[SUPPLIED DATA]
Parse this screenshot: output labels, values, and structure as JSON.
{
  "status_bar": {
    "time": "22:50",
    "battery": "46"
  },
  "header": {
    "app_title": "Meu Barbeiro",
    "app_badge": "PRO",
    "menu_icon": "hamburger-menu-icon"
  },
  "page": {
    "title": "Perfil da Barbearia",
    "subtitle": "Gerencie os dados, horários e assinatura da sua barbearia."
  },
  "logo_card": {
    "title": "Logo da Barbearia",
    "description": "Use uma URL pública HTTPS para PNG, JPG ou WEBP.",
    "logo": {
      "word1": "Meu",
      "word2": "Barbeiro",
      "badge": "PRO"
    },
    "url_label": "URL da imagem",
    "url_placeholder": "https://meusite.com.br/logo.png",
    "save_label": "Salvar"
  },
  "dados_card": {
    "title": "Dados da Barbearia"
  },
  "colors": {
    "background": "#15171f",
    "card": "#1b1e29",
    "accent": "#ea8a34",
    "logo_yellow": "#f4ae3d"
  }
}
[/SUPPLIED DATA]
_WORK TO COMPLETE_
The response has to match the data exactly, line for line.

_TASK RESULT_
Parse this screenshot: output labels, values, and structure as JSON.
{
  "status_bar": {
    "time": "22:50",
    "battery": "46"
  },
  "header": {
    "app_title": "Meu Barbeiro",
    "app_badge": "PRO",
    "menu_icon": "hamburger-menu-icon"
  },
  "page": {
    "title": "Perfil da Barbearia",
    "subtitle": "Gerencie os dados, horários e assinatura da sua barbearia."
  },
  "logo_card": {
    "title": "Logo da Barbearia",
    "description": "Use uma URL pública HTTPS para PNG, JPG ou WEBP.",
    "logo": {
      "word1": "Meu",
      "word2": "Barbeiro",
      "badge": "PRO"
    },
    "url_label": "URL da imagem",
    "url_placeholder": "https://meusite.com.br/logo.png",
    "save_label": "Salvar"
  },
  "dados_card": {
    "title": "Dados da Barbearia"
  },
  "colors": {
    "background": "#15171f",
    "card": "#1b1e29",
    "accent": "#ea8a34",
    "logo_yellow": "#f4ae3d"
  }
}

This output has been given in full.